PROVIDED ENTRIES:

·····

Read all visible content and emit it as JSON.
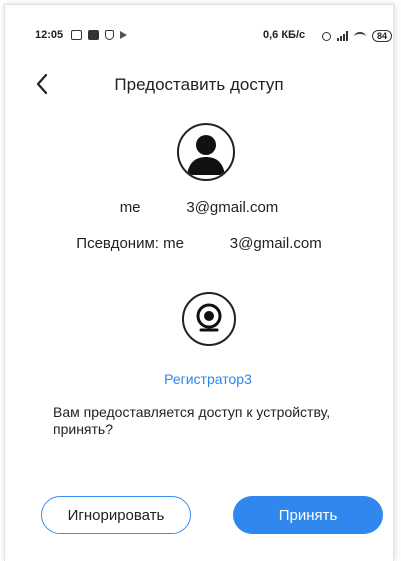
{
  "status_bar": {
    "time": "12:05",
    "network_speed": "0,6 КБ/с",
    "battery": "84"
  },
  "header": {
    "title": "Предоставить доступ"
  },
  "user": {
    "email": "me           3@gmail.com",
    "nickname": "Псевдоним: me           3@gmail.com"
  },
  "device": {
    "name": "Регистратор3"
  },
  "message": "Вам предоставляется доступ к устройству, принять?",
  "actions": {
    "ignore_label": "Игнорировать",
    "accept_label": "Принять"
  },
  "colors": {
    "accent": "#3088ee",
    "link": "#2d86e8"
  }
}
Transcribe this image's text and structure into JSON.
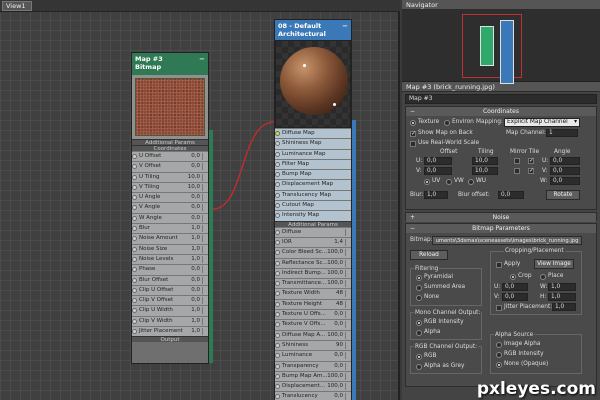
{
  "view": {
    "tab": "View1"
  },
  "bitmap_node": {
    "title": "Map #3",
    "subtitle": "Bitmap",
    "section_params": "Additional Params",
    "section_coords": "Coordinates",
    "section_output": "Output",
    "rows": [
      {
        "label": "U Offset",
        "value": "0,0"
      },
      {
        "label": "V Offset",
        "value": "0,0"
      },
      {
        "label": "U Tiling",
        "value": "10,0"
      },
      {
        "label": "V Tiling",
        "value": "10,0"
      },
      {
        "label": "U Angle",
        "value": "0,0"
      },
      {
        "label": "V Angle",
        "value": "0,0"
      },
      {
        "label": "W Angle",
        "value": "0,0"
      },
      {
        "label": "Blur",
        "value": "1,0"
      },
      {
        "label": "Noise Amount",
        "value": "1,0"
      },
      {
        "label": "Noise Size",
        "value": "1,0"
      },
      {
        "label": "Noise Levels",
        "value": "1,0"
      },
      {
        "label": "Phase",
        "value": "0,0"
      },
      {
        "label": "Blur Offset",
        "value": "0,0"
      },
      {
        "label": "Clip U Offset",
        "value": "0,0"
      },
      {
        "label": "Clip V Offset",
        "value": "0,0"
      },
      {
        "label": "Clip U Width",
        "value": "1,0"
      },
      {
        "label": "Clip V Width",
        "value": "1,0"
      },
      {
        "label": "Jitter Placement",
        "value": "1,0"
      }
    ]
  },
  "material_node": {
    "title": "08 - Default",
    "subtitle": "Architectural",
    "section_params": "Additional Params",
    "maps": [
      "Diffuse Map",
      "Shininess Map",
      "Luminance Map",
      "Filter Map",
      "Bump Map",
      "Displacement Map",
      "Translucency Map",
      "Cutout Map",
      "Intensity Map"
    ],
    "params": [
      {
        "label": "Diffuse",
        "value": ""
      },
      {
        "label": "IOR",
        "value": "1,4"
      },
      {
        "label": "Color Bleed Sc...",
        "value": "100,0"
      },
      {
        "label": "Reflectance Sc...",
        "value": "100,0"
      },
      {
        "label": "Indirect Bump...",
        "value": "100,0"
      },
      {
        "label": "Transmittance...",
        "value": "100,0"
      },
      {
        "label": "Texture Width",
        "value": "48"
      },
      {
        "label": "Texture Height",
        "value": "48"
      },
      {
        "label": "Texture U Offs...",
        "value": "0,0"
      },
      {
        "label": "Texture V Offs...",
        "value": "0,0"
      },
      {
        "label": "Diffuse Map A...",
        "value": "100,0"
      },
      {
        "label": "Shininess",
        "value": "90"
      },
      {
        "label": "Luminance",
        "value": "0,0"
      },
      {
        "label": "Transparency",
        "value": "0,0"
      },
      {
        "label": "Bump Map Am...",
        "value": "100,0"
      },
      {
        "label": "Displacement...",
        "value": "100,0"
      },
      {
        "label": "Translucency",
        "value": "0,0"
      }
    ]
  },
  "panel": {
    "navigator_title": "Navigator",
    "map_title": "Map #3  (brick_running.jpg)",
    "map_name": "Map #3",
    "coords": {
      "head": "Coordinates",
      "texture": "Texture",
      "environ": "Environ",
      "mapping_label": "Mapping:",
      "mapping_value": "Explicit Map Channel",
      "show_map": "Show Map on Back",
      "map_channel_label": "Map Channel:",
      "map_channel": "1",
      "real_world": "Use Real-World Scale",
      "col_offset": "Offset",
      "col_tiling": "Tiling",
      "col_mirror": "Mirror Tile",
      "col_angle": "Angle",
      "u": "U:",
      "v": "V:",
      "w": "W:",
      "u_off": "0,0",
      "v_off": "0,0",
      "u_tile": "10,0",
      "v_tile": "10,0",
      "u_ang": "0,0",
      "v_ang": "0,0",
      "w_ang": "0,0",
      "uv": "UV",
      "vw": "VW",
      "wu": "WU",
      "blur_label": "Blur:",
      "blur": "1,0",
      "blur_off_label": "Blur offset:",
      "blur_off": "0,0",
      "rotate": "Rotate"
    },
    "noise_head": "Noise",
    "bitmap_params_head": "Bitmap Parameters",
    "bitmap_label": "Bitmap:",
    "bitmap_path": "uments\\3dsmax\\sceneassets\\images\\brick_running.jpg",
    "reload": "Reload",
    "cropping": "Cropping/Placement",
    "apply": "Apply",
    "view_image": "View Image",
    "crop": "Crop",
    "place": "Place",
    "cu": "U:",
    "cu_val": "0,0",
    "cw": "W:",
    "cw_val": "1,0",
    "cv": "V:",
    "cv_val": "0,0",
    "ch": "H:",
    "ch_val": "1,0",
    "jitter": "Jitter Placement:",
    "jitter_val": "1,0",
    "filtering": "Filtering",
    "pyramidal": "Pyramidal",
    "summed": "Summed Area",
    "none_f": "None",
    "mono_head": "Mono Channel Output:",
    "rgb_int": "RGB Intensity",
    "alpha": "Alpha",
    "rgb_head": "RGB Channel Output:",
    "rgb": "RGB",
    "alpha_grey": "Alpha as Grey",
    "alpha_src": "Alpha Source",
    "img_alpha": "Image Alpha",
    "rgb_int2": "RGB Intensity",
    "none_opaque": "None (Opaque)"
  },
  "watermark": "pxleyes.com"
}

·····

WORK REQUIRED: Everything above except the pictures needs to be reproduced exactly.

TASK SOLUTION:
Read all visible content and emit it as JSON.
{
  "status_bar": {
    "time": "12:05",
    "network_speed": "0,6 КБ/с",
    "battery": "84"
  },
  "header": {
    "title": "Предоставить доступ"
  },
  "user": {
    "email": "me           3@gmail.com",
    "nickname": "Псевдоним: me           3@gmail.com"
  },
  "device": {
    "name": "Регистратор3"
  },
  "message": "Вам предоставляется доступ к устройству, принять?",
  "actions": {
    "ignore_label": "Игнорировать",
    "accept_label": "Принять"
  },
  "colors": {
    "accent": "#3088ee",
    "link": "#2d86e8"
  }
}
Transcribe this image's text and structure into JSON.
{
  "view": {
    "tab": "View1"
  },
  "bitmap_node": {
    "title": "Map #3",
    "subtitle": "Bitmap",
    "section_params": "Additional Params",
    "section_coords": "Coordinates",
    "section_output": "Output",
    "rows": [
      {
        "label": "U Offset",
        "value": "0,0"
      },
      {
        "label": "V Offset",
        "value": "0,0"
      },
      {
        "label": "U Tiling",
        "value": "10,0"
      },
      {
        "label": "V Tiling",
        "value": "10,0"
      },
      {
        "label": "U Angle",
        "value": "0,0"
      },
      {
        "label": "V Angle",
        "value": "0,0"
      },
      {
        "label": "W Angle",
        "value": "0,0"
      },
      {
        "label": "Blur",
        "value": "1,0"
      },
      {
        "label": "Noise Amount",
        "value": "1,0"
      },
      {
        "label": "Noise Size",
        "value": "1,0"
      },
      {
        "label": "Noise Levels",
        "value": "1,0"
      },
      {
        "label": "Phase",
        "value": "0,0"
      },
      {
        "label": "Blur Offset",
        "value": "0,0"
      },
      {
        "label": "Clip U Offset",
        "value": "0,0"
      },
      {
        "label": "Clip V Offset",
        "value": "0,0"
      },
      {
        "label": "Clip U Width",
        "value": "1,0"
      },
      {
        "label": "Clip V Width",
        "value": "1,0"
      },
      {
        "label": "Jitter Placement",
        "value": "1,0"
      }
    ]
  },
  "material_node": {
    "title": "08 - Default",
    "subtitle": "Architectural",
    "section_params": "Additional Params",
    "maps": [
      "Diffuse Map",
      "Shininess Map",
      "Luminance Map",
      "Filter Map",
      "Bump Map",
      "Displacement Map",
      "Translucency Map",
      "Cutout Map",
      "Intensity Map"
    ],
    "params": [
      {
        "label": "Diffuse",
        "value": ""
      },
      {
        "label": "IOR",
        "value": "1,4"
      },
      {
        "label": "Color Bleed Sc...",
        "value": "100,0"
      },
      {
        "label": "Reflectance Sc...",
        "value": "100,0"
      },
      {
        "label": "Indirect Bump...",
        "value": "100,0"
      },
      {
        "label": "Transmittance...",
        "value": "100,0"
      },
      {
        "label": "Texture Width",
        "value": "48"
      },
      {
        "label": "Texture Height",
        "value": "48"
      },
      {
        "label": "Texture U Offs...",
        "value": "0,0"
      },
      {
        "label": "Texture V Offs...",
        "value": "0,0"
      },
      {
        "label": "Diffuse Map A...",
        "value": "100,0"
      },
      {
        "label": "Shininess",
        "value": "90"
      },
      {
        "label": "Luminance",
        "value": "0,0"
      },
      {
        "label": "Transparency",
        "value": "0,0"
      },
      {
        "label": "Bump Map Am...",
        "value": "100,0"
      },
      {
        "label": "Displacement...",
        "value": "100,0"
      },
      {
        "label": "Translucency",
        "value": "0,0"
      }
    ]
  },
  "panel": {
    "navigator_title": "Navigator",
    "map_title": "Map #3  (brick_running.jpg)",
    "map_name": "Map #3",
    "coords": {
      "head": "Coordinates",
      "texture": "Texture",
      "environ": "Environ",
      "mapping_label": "Mapping:",
      "mapping_value": "Explicit Map Channel",
      "show_map": "Show Map on Back",
      "map_channel_label": "Map Channel:",
      "map_channel": "1",
      "real_world": "Use Real-World Scale",
      "col_offset": "Offset",
      "col_tiling": "Tiling",
      "col_mirror": "Mirror Tile",
      "col_angle": "Angle",
      "u": "U:",
      "v": "V:",
      "w": "W:",
      "u_off": "0,0",
      "v_off": "0,0",
      "u_tile": "10,0",
      "v_tile": "10,0",
      "u_ang": "0,0",
      "v_ang": "0,0",
      "w_ang": "0,0",
      "uv": "UV",
      "vw": "VW",
      "wu": "WU",
      "blur_label": "Blur:",
      "blur": "1,0",
      "blur_off_label": "Blur offset:",
      "blur_off": "0,0",
      "rotate": "Rotate"
    },
    "noise_head": "Noise",
    "bitmap_params_head": "Bitmap Parameters",
    "bitmap_label": "Bitmap:",
    "bitmap_path": "uments\\3dsmax\\sceneassets\\images\\brick_running.jpg",
    "reload": "Reload",
    "cropping": "Cropping/Placement",
    "apply": "Apply",
    "view_image": "View Image",
    "crop": "Crop",
    "place": "Place",
    "cu": "U:",
    "cu_val": "0,0",
    "cw": "W:",
    "cw_val": "1,0",
    "cv": "V:",
    "cv_val": "0,0",
    "ch": "H:",
    "ch_val": "1,0",
    "jitter": "Jitter Placement:",
    "jitter_val": "1,0",
    "filtering": "Filtering",
    "pyramidal": "Pyramidal",
    "summed": "Summed Area",
    "none_f": "None",
    "mono_head": "Mono Channel Output:",
    "rgb_int": "RGB Intensity",
    "alpha": "Alpha",
    "rgb_head": "RGB Channel Output:",
    "rgb": "RGB",
    "alpha_grey": "Alpha as Grey",
    "alpha_src": "Alpha Source",
    "img_alpha": "Image Alpha",
    "rgb_int2": "RGB Intensity",
    "none_opaque": "None (Opaque)"
  },
  "watermark": "pxleyes.com"
}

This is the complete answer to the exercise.